Citation: Frank TM, Fine CD, Burdett EA, Cook AB and Sutton TT (2020) The Vertical and Horizontal Distribution of Deep-Sea Crustaceans in the Order Euphausiacea in the Vicinity of the DeepWater Horizon Oil Spill. Front. Mar. Sci. 7:99. doi: 10.3389/fmars.2020.00099
Received: 31 July 2019; Accepted: 06 February 2020;
Published: 21 February 2020.
Edited by:Daphne Cuvelier, Center for Marine and Environmental Sciences (MARE), Portugal
Reviewed by:Patricia Esquete Garrote, University of Aveiro, Portugal

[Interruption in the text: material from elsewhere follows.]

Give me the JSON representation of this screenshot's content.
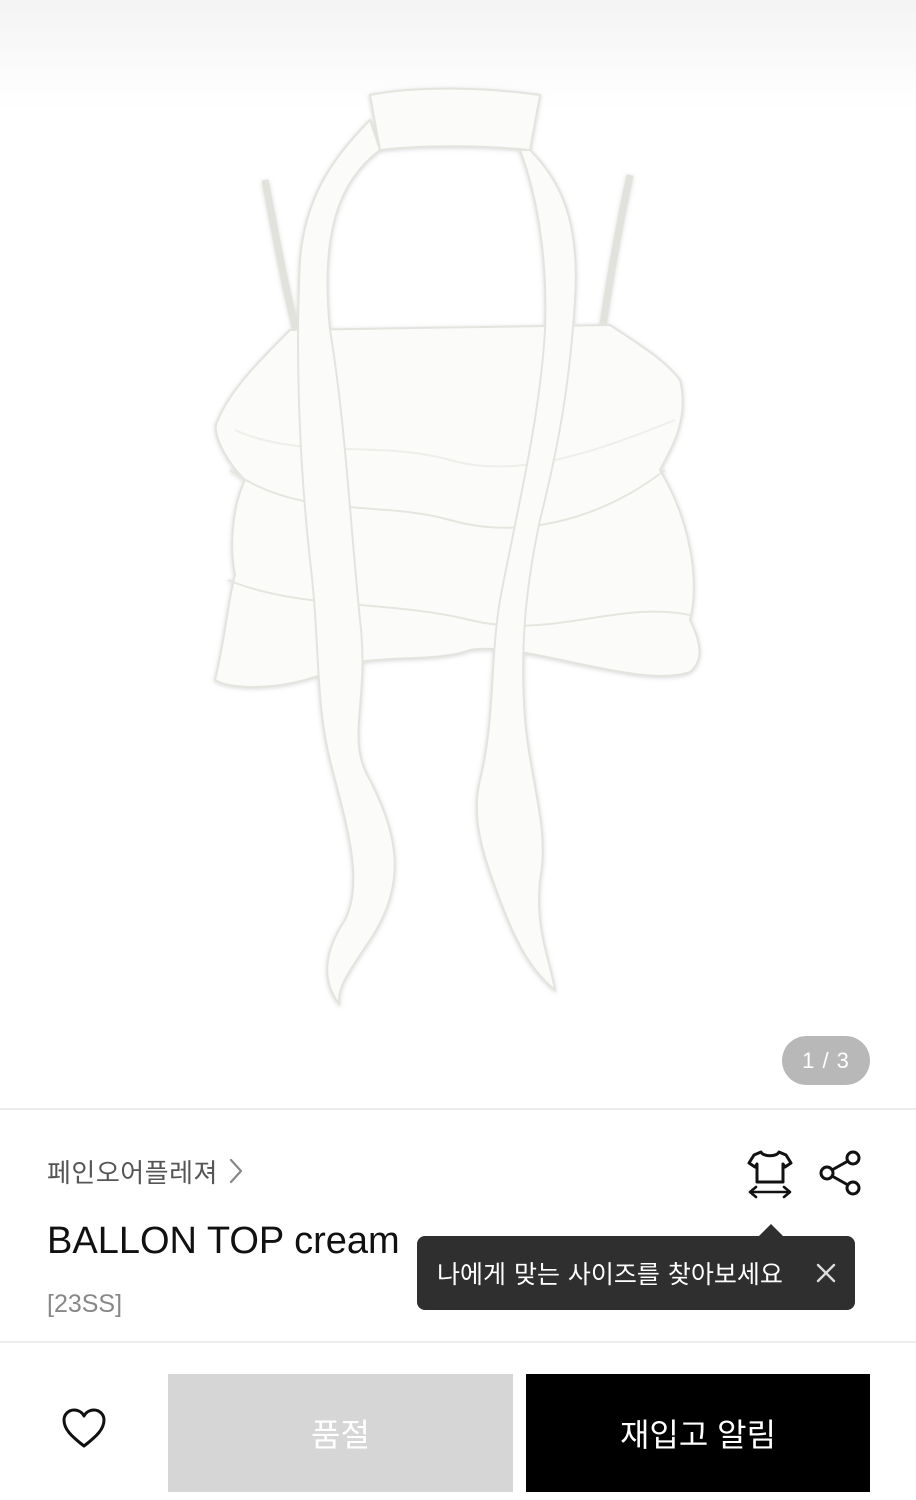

Travis William Washburn, University of Hawai’i at Mānoa, United States
Copyright © 2020 Frank, Fine, Burdett, Cook and Sutton. This is an open-access article distributed under the terms of the Creative Commons Attribution License (CC BY). The use, distribution or reproduction in other forums is permitted, provided the original author(s) and the copyright owner(s) are credited and that the original publication in this journal is cited, in accordance with accepted academic practice. No use, distribution or reproduction is permitted which does not comply with these terms.
*Correspondence: Tamara M. Frank, email@example.com